Thanks Brendan. It is a tricky balance isn’t it but whilst the rhetoric is often all about collaboration, in practice quickly evaporates. Any good examples of how to make this happen in practice? Roland
Yes, I agree that clarity about the rules of the process are essential. I’ve spent a fair bit of time with the fans and management of Ebbsfleet United over the last few months and its a fascinating debate that their involved in. The myfootballclub web team who manage their community are doing a great job of controlling the process and running an effective discussion and decision making tool. Interestingly, they are almost forced to be neutral to avoid the criticism of 30,000 fans- they lose the ability to control the ideas. This is a rare example of power and responsibility being equally distributed to a large network controlling a complex organisation- hopefully the fact that Ebbsfleet have reached Wembley for the first time in their history will persuade other organisations that releasing control over ideas has benefits which outweigh the risks…

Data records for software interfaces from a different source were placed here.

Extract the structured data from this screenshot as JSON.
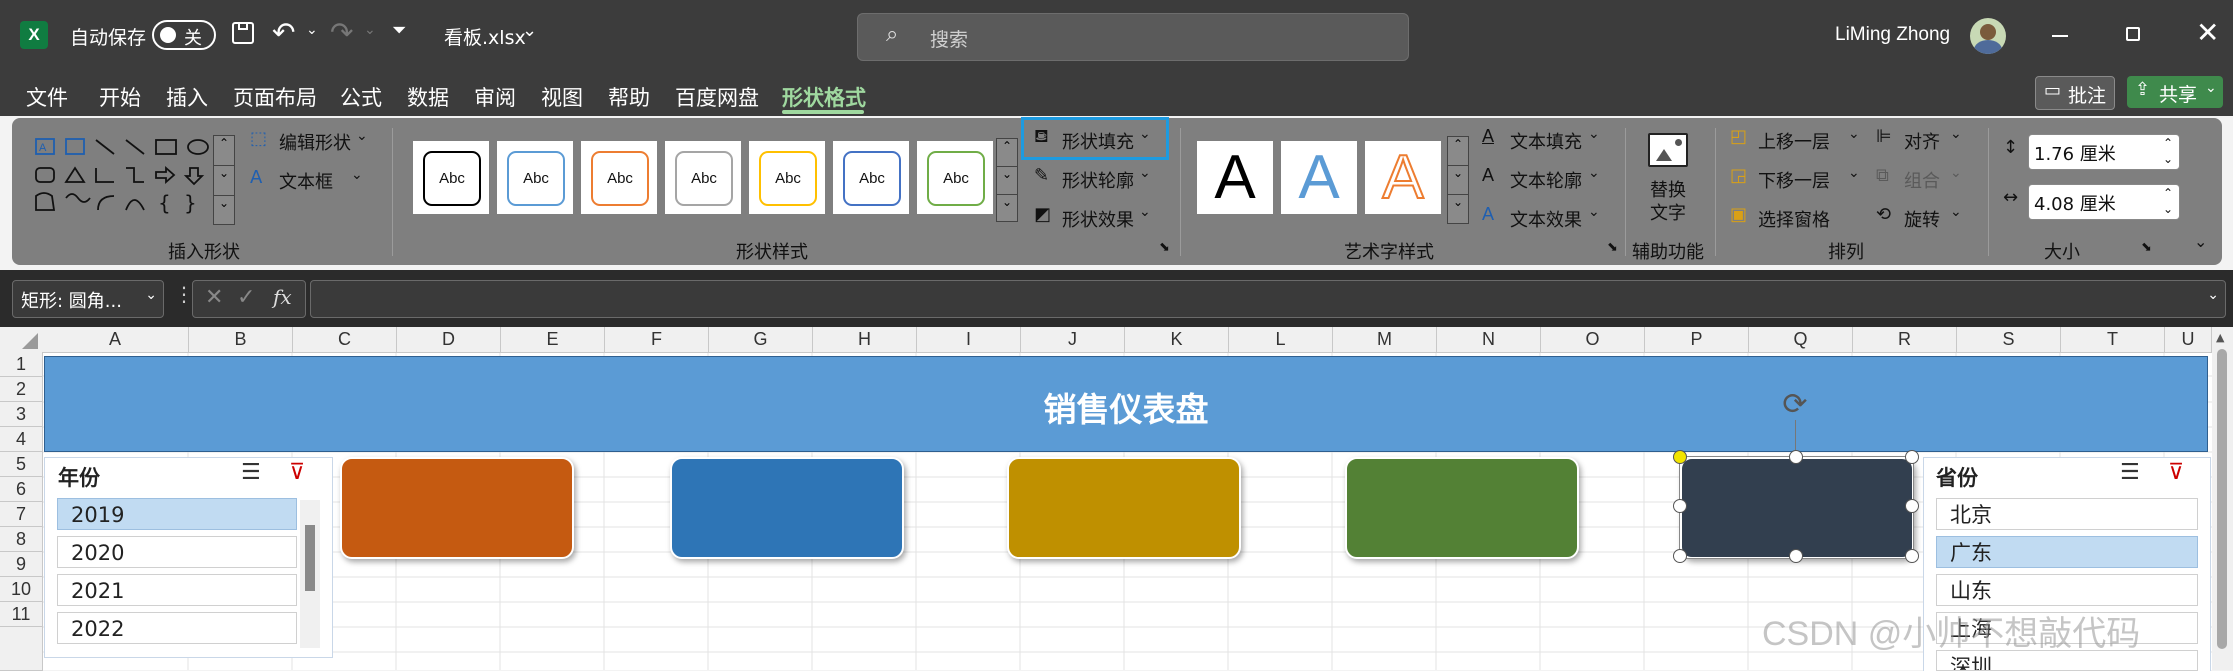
{
  "titlebar": {
    "autosave_label": "自动保存",
    "autosave_state": "关",
    "filename": "看板.xlsx",
    "search_placeholder": "搜索",
    "user_name": "LiMing Zhong"
  },
  "menu": {
    "items": [
      "文件",
      "开始",
      "插入",
      "页面布局",
      "公式",
      "数据",
      "审阅",
      "视图",
      "帮助",
      "百度网盘",
      "形状格式"
    ],
    "active": "形状格式",
    "comment_button": "批注",
    "share_button": "共享"
  },
  "ribbon": {
    "insert_shape": {
      "edit_shape": "编辑形状",
      "textbox": "文本框",
      "label": "插入形状"
    },
    "shape_styles": {
      "thumb_label": "Abc",
      "fill": "形状填充",
      "outline": "形状轮廓",
      "effects": "形状效果",
      "label": "形状样式",
      "thumb_colors": [
        "#000000",
        "#5b9bd5",
        "#ed7d31",
        "#a5a5a5",
        "#ffc000",
        "#4472c4",
        "#70ad47"
      ]
    },
    "wordart": {
      "letter": "A",
      "text_fill": "文本填充",
      "text_outline": "文本轮廓",
      "text_effects": "文本效果",
      "label": "艺术字样式"
    },
    "accessibility": {
      "alt_text_line1": "替换",
      "alt_text_line2": "文字",
      "label": "辅助功能"
    },
    "arrange": {
      "bring_forward": "上移一层",
      "send_backward": "下移一层",
      "selection_pane": "选择窗格",
      "align": "对齐",
      "group": "组合",
      "rotate": "旋转",
      "label": "排列"
    },
    "size": {
      "height": "1.76 厘米",
      "width": "4.08 厘米",
      "label": "大小"
    }
  },
  "formula_bar": {
    "name_box": "矩形: 圆角...",
    "fx": "fx",
    "formula": ""
  },
  "sheet": {
    "columns": [
      "A",
      "B",
      "C",
      "D",
      "E",
      "F",
      "G",
      "H",
      "I",
      "J",
      "K",
      "L",
      "M",
      "N",
      "O",
      "P",
      "Q",
      "R",
      "S",
      "T",
      "U"
    ],
    "rows": [
      "1",
      "2",
      "3",
      "4",
      "5",
      "6",
      "7",
      "8",
      "9",
      "10",
      "11"
    ],
    "banner_title": "销售仪表盘",
    "banner_color": "#5b9bd5",
    "year_slicer": {
      "title": "年份",
      "items": [
        "2019",
        "2020",
        "2021",
        "2022"
      ],
      "selected": "2019"
    },
    "province_slicer": {
      "title": "省份",
      "items": [
        "北京",
        "广东",
        "山东",
        "上海",
        "深圳"
      ],
      "selected": "广东"
    },
    "cards": [
      {
        "color": "#c55a11"
      },
      {
        "color": "#2e75b6"
      },
      {
        "color": "#bf9000"
      },
      {
        "color": "#538135"
      },
      {
        "color": "#323f4f"
      }
    ]
  },
  "watermark": "CSDN @小帅不想敲代码"
}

Thanks Ivo – that’s a great example. Let’s see if they can sustain it. I blogged about myfootballclub last november (http://blogs.nesta.org.uk/connect/2007/11/crowdsourcing-f.html) but hadn’t really followed their progress since then so its very interesting to hear of their success so far. Funnily enough I was talking about Ebbsfleet this weekend (and trying to find it on a map) as they were playing my hometown team of Altrincham on Saturday and won 2-0.
Thanks Roland. My favourite way to ‘force’ both innovation and collaboration is to spend time exploring the ‘status quo scenario’. Scenario building is a great tool to engage and in this context the implications of defining ‘carrying on as now’ or ‘doing nothing’ brings home the need to change, collaborate and innovate; participants don’t need to be told – they can see it for themselves! If you want more details let me know and I will email (this box is too small to think, even big ideas shrink!)

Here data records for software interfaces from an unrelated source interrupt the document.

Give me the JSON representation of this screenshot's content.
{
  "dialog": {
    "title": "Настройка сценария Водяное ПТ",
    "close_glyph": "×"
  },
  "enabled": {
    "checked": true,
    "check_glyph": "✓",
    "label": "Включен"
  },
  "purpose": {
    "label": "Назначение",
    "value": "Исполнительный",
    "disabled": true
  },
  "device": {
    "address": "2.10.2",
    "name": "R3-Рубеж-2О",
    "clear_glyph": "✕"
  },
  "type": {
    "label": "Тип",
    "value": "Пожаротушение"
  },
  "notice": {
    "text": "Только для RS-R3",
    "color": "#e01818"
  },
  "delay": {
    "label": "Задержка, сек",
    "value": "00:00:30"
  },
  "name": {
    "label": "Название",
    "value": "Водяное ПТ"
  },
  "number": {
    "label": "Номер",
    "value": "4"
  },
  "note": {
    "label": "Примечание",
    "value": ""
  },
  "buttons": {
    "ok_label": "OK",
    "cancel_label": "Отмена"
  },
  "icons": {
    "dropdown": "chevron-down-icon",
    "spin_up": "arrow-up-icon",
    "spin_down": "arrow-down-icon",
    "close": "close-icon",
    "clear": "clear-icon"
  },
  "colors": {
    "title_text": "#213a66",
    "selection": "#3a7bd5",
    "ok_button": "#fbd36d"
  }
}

Thanks for the offer Brendan – always keen to hear more. Please to email details. Interested to learn about techniques for focussing on the present which is often the most difficult thing to do. R